Kidjo, Angélique, with Rachel Wenrick: Spirit Rising: My Life, My Music (2014)
Discussion: Tuesday, May 12, 2015, 6:30-8:00 pm. Location at the home of Liz Samuels, at Rose City Yacht Club, 3737 NE Marine Dr in Portland. Someone will be at the gate to let your vehicle in between 6:20 and 6:40; if you arrive earlier or later please call 503-799-4255. We will gather either on the Samuels’ houseboat or in the Club House. Feel free to bring snacks to share.
Review: © Library Journal: Kidjo’s memoir brims with the same joy, exuberance, and wisdom exhibited in her music while adding depth and insight into her art and life and the triumph of making connections through music. She grew up in Benin (West Africa), with a family full of songs and love. In order to continue to create her music, Kidjo fled a dictatorship and moved to France, where she struggled to support herself and against the “coolness toward African immigrants.” She studied music, got married, and built on her interest in human rights. Through many collaborations-with Carlos Santana, Ziggy Marley, and Branford Marsalis, to name only a few-across cultures, styles, and countries, she details how she combines the music of Africa with music from the diaspora, extracted through slavery, constructing unique combinations and blending modern and traditional, roots and technology, jazz, and more with drums and complex rhythms at the center.

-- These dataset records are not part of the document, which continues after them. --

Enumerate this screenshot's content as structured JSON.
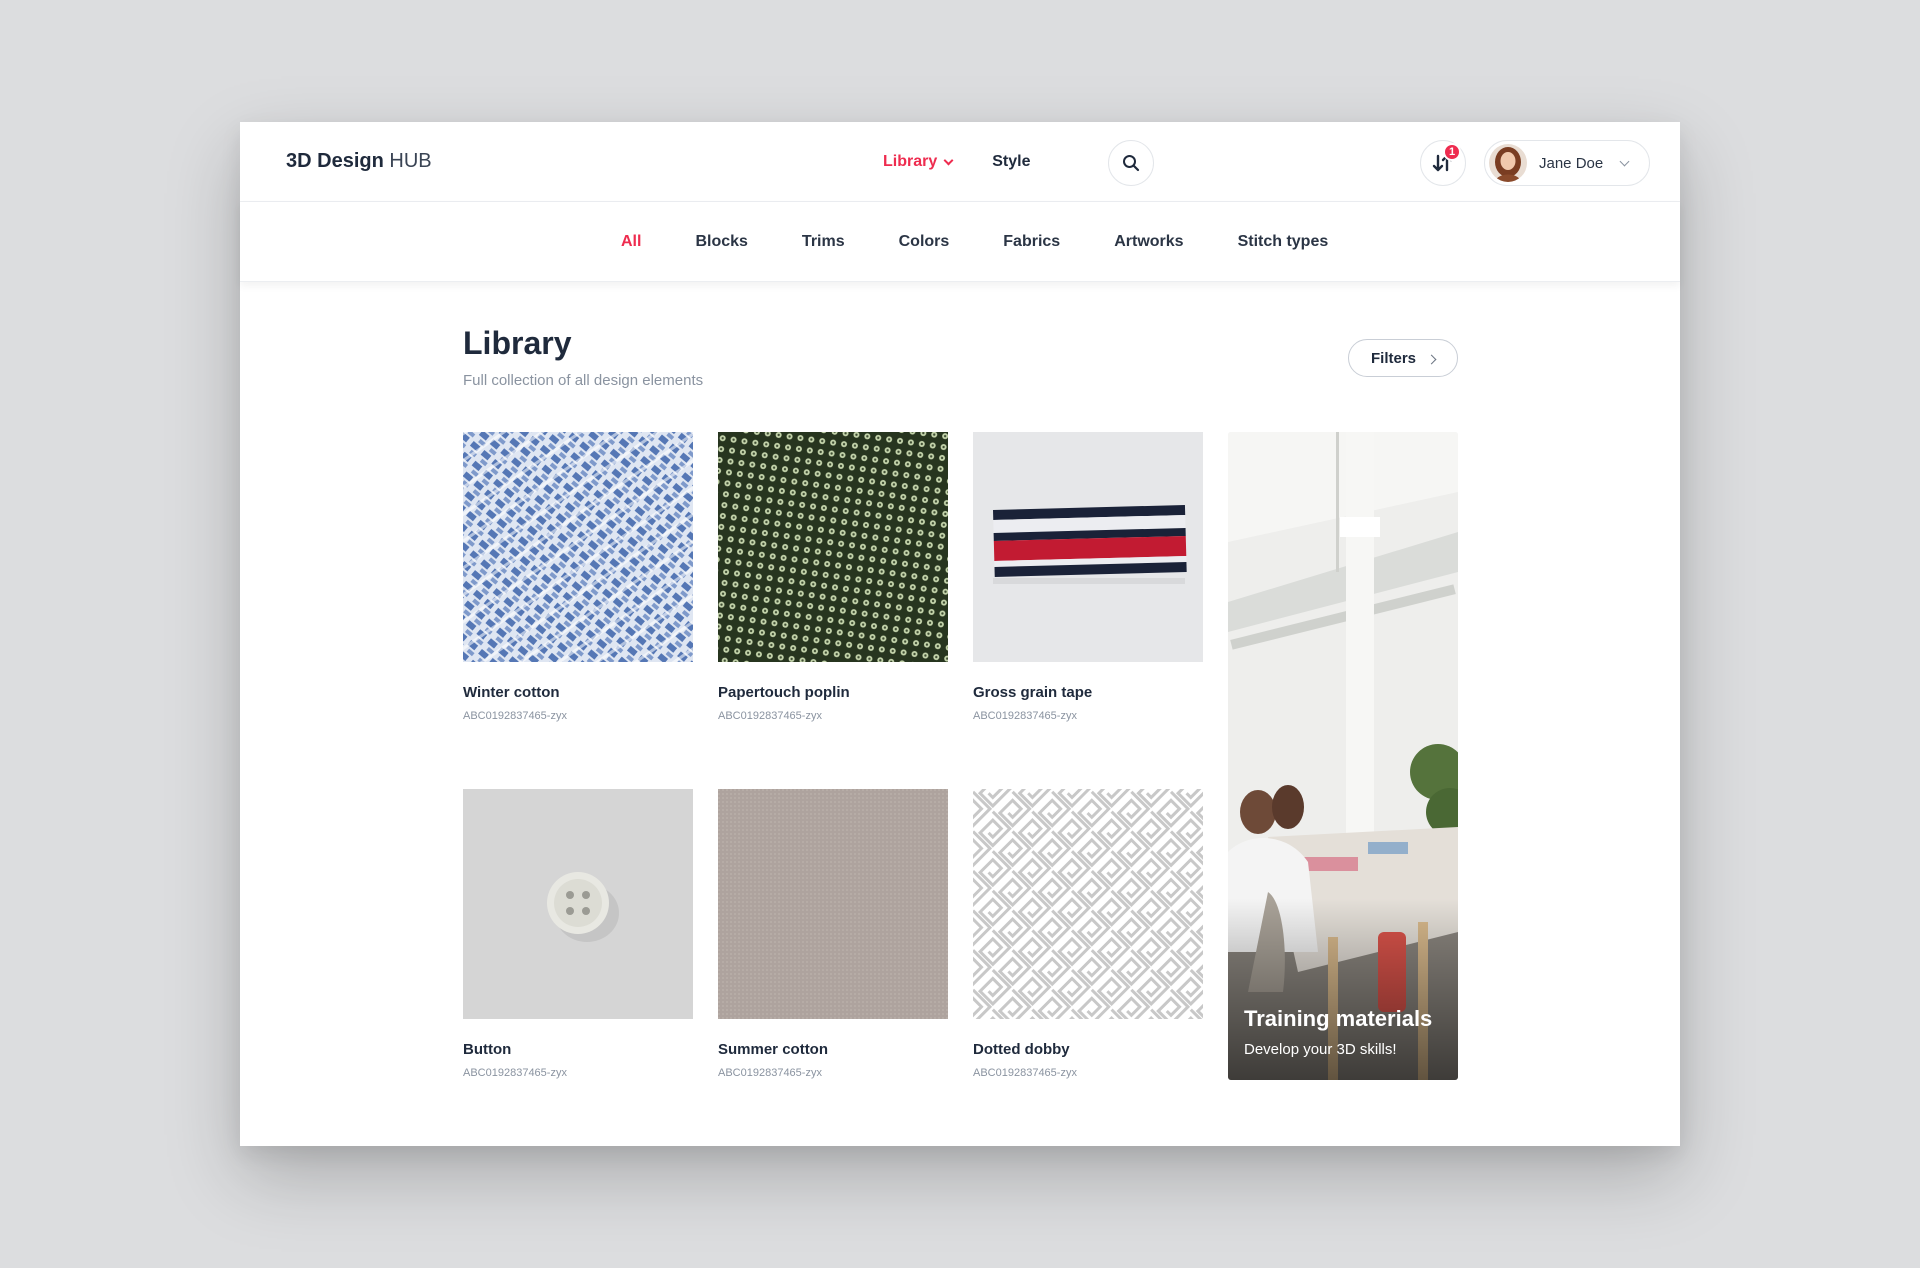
{
  "header": {
    "logo_bold": "3D Design",
    "logo_light": "HUB",
    "nav": [
      {
        "label": "Library",
        "active": true
      },
      {
        "label": "Style",
        "active": false
      }
    ],
    "notification_count": "1",
    "user_name": "Jane Doe"
  },
  "subnav": {
    "items": [
      "All",
      "Blocks",
      "Trims",
      "Colors",
      "Fabrics",
      "Artworks",
      "Stitch types"
    ],
    "active": "All"
  },
  "page": {
    "title": "Library",
    "subtitle": "Full collection of all design elements",
    "filters_label": "Filters"
  },
  "items": [
    {
      "name": "Winter cotton",
      "code": "ABC0192837465-zyx"
    },
    {
      "name": "Papertouch poplin",
      "code": "ABC0192837465-zyx"
    },
    {
      "name": "Gross grain tape",
      "code": "ABC0192837465-zyx"
    },
    {
      "name": "Button",
      "code": "ABC0192837465-zyx"
    },
    {
      "name": "Summer cotton",
      "code": "ABC0192837465-zyx"
    },
    {
      "name": "Dotted dobby",
      "code": "ABC0192837465-zyx"
    }
  ],
  "promo": {
    "title": "Training materials",
    "subtitle": "Develop your 3D skills!"
  },
  "colors": {
    "accent": "#ee2c4f",
    "text": "#1f2a3c",
    "muted": "#8a93a0"
  }
}
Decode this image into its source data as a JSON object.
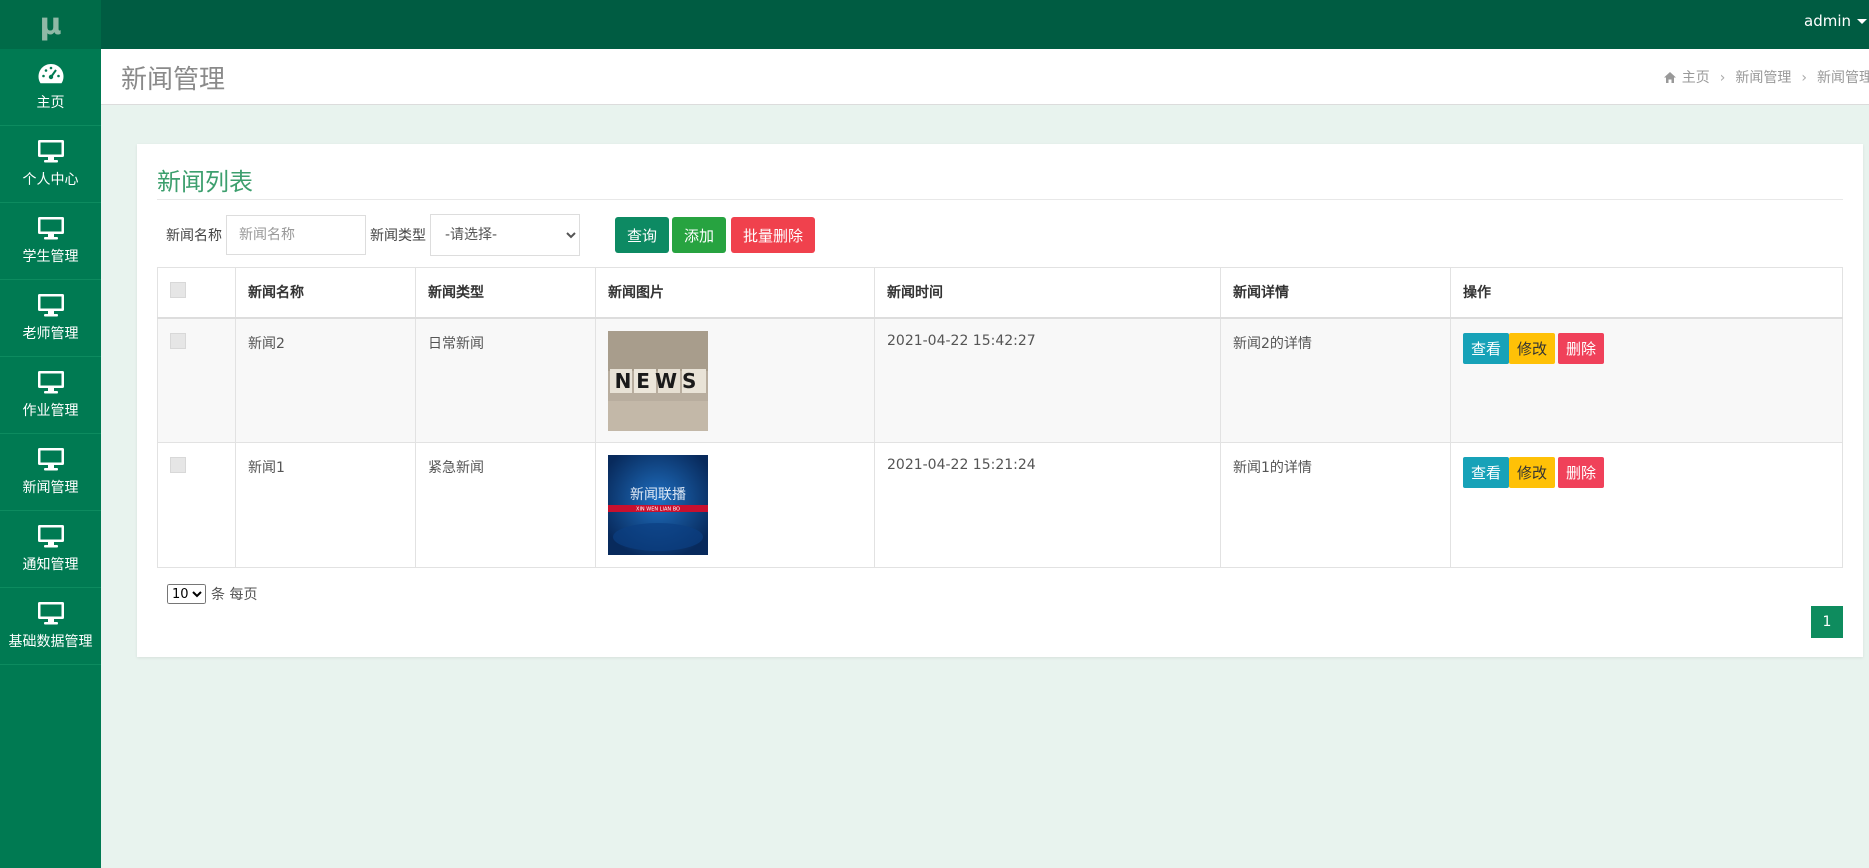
{
  "app": {
    "logo_text": "μ",
    "user": "admin"
  },
  "sidebar": {
    "items": [
      {
        "label": "主页",
        "icon": "dashboard-icon"
      },
      {
        "label": "个人中心",
        "icon": "monitor-icon"
      },
      {
        "label": "学生管理",
        "icon": "monitor-icon"
      },
      {
        "label": "老师管理",
        "icon": "monitor-icon"
      },
      {
        "label": "作业管理",
        "icon": "monitor-icon"
      },
      {
        "label": "新闻管理",
        "icon": "monitor-icon"
      },
      {
        "label": "通知管理",
        "icon": "monitor-icon"
      },
      {
        "label": "基础数据管理",
        "icon": "monitor-icon"
      }
    ]
  },
  "header": {
    "title": "新闻管理",
    "breadcrumb": [
      "主页",
      "新闻管理",
      "新闻管理"
    ]
  },
  "panel": {
    "title": "新闻列表",
    "search": {
      "name_label": "新闻名称",
      "name_placeholder": "新闻名称",
      "type_label": "新闻类型",
      "type_selected": "-请选择-"
    },
    "buttons": {
      "query": "查询",
      "add": "添加",
      "batch_delete": "批量删除"
    }
  },
  "table": {
    "columns": [
      "新闻名称",
      "新闻类型",
      "新闻图片",
      "新闻时间",
      "新闻详情",
      "操作"
    ],
    "rows": [
      {
        "name": "新闻2",
        "type": "日常新闻",
        "image": "news-blocks-image",
        "time": "2021-04-22 15:42:27",
        "detail": "新闻2的详情"
      },
      {
        "name": "新闻1",
        "type": "紧急新闻",
        "image": "xinwen-lianbo-image",
        "time": "2021-04-22 15:21:24",
        "detail": "新闻1的详情"
      }
    ],
    "actions": {
      "view": "查看",
      "edit": "修改",
      "delete": "删除"
    },
    "thumb_text": {
      "news": "NEWS",
      "xwlb_cn": "新闻联播",
      "xwlb_en": "XIN WEN LIAN BO"
    }
  },
  "pagination": {
    "page_size": "10",
    "page_size_suffix": "条 每页",
    "current_page": "1"
  },
  "colors": {
    "topbar": "#005c42",
    "sidebar": "#007a52",
    "accent": "#3d9f6e"
  }
}
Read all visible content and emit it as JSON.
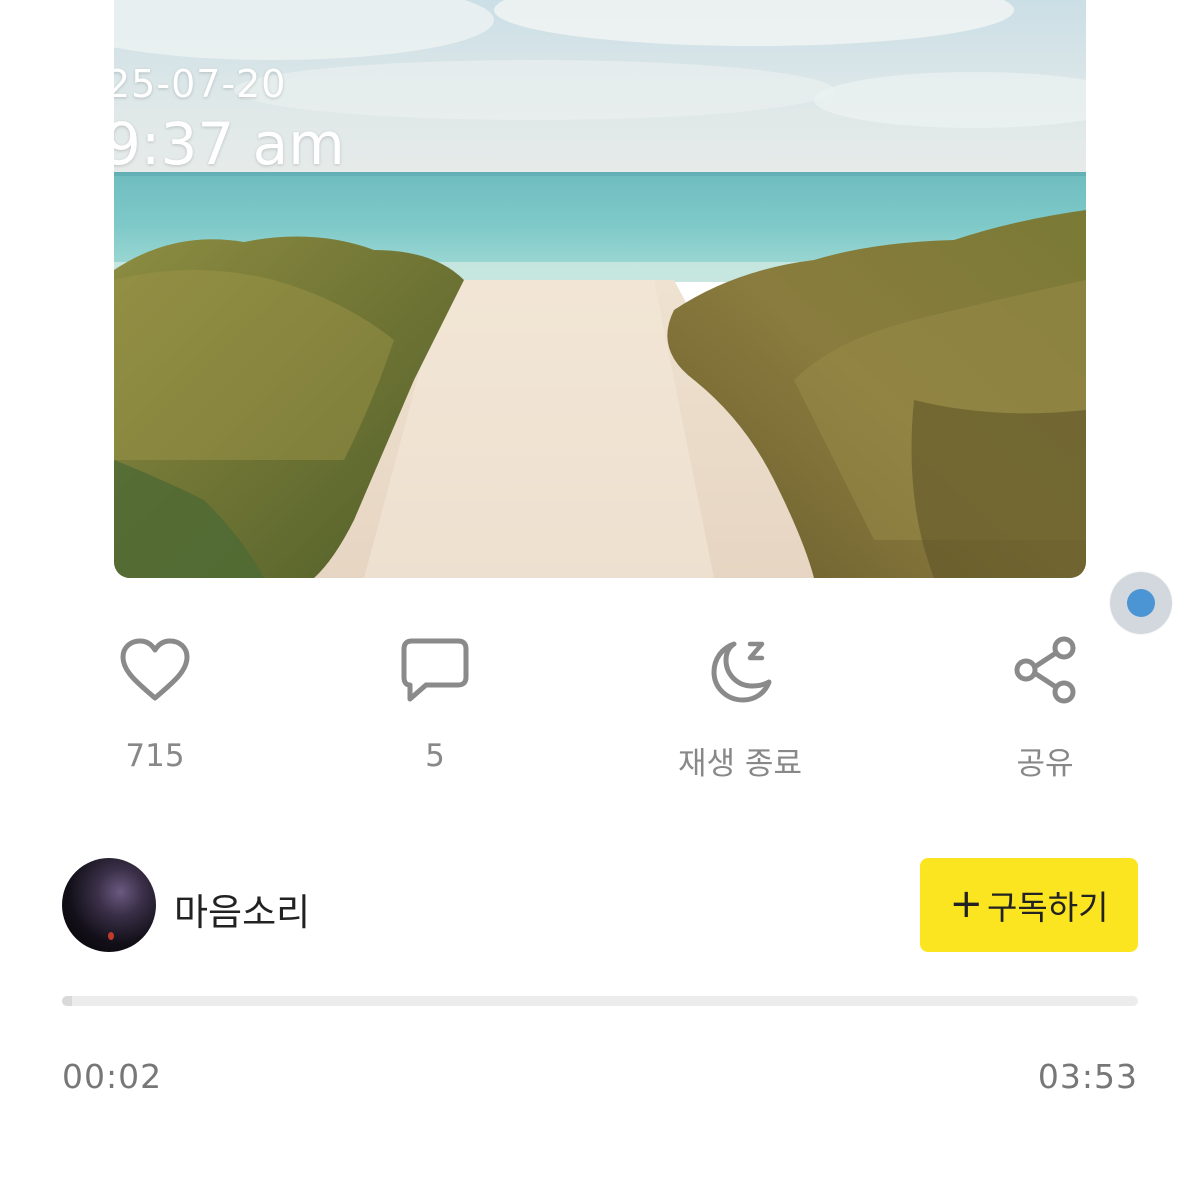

She outlines how she has used her notoriety, as well as her predilection to speak her mind, to visit and advocate for women and children through UNICEF and her own foundation.
Most of our books are selected by an annual survey; stay tuned for our next survey in mid-2015. We schedule additional books when an author offers to meet with us. If you are interested in learning more about CRPCA’s book club, upcoming books or author events, please contact our book club coordinator, Bill Stein, at 503-830-0817 or bookclub AT crpca.org or through the form below: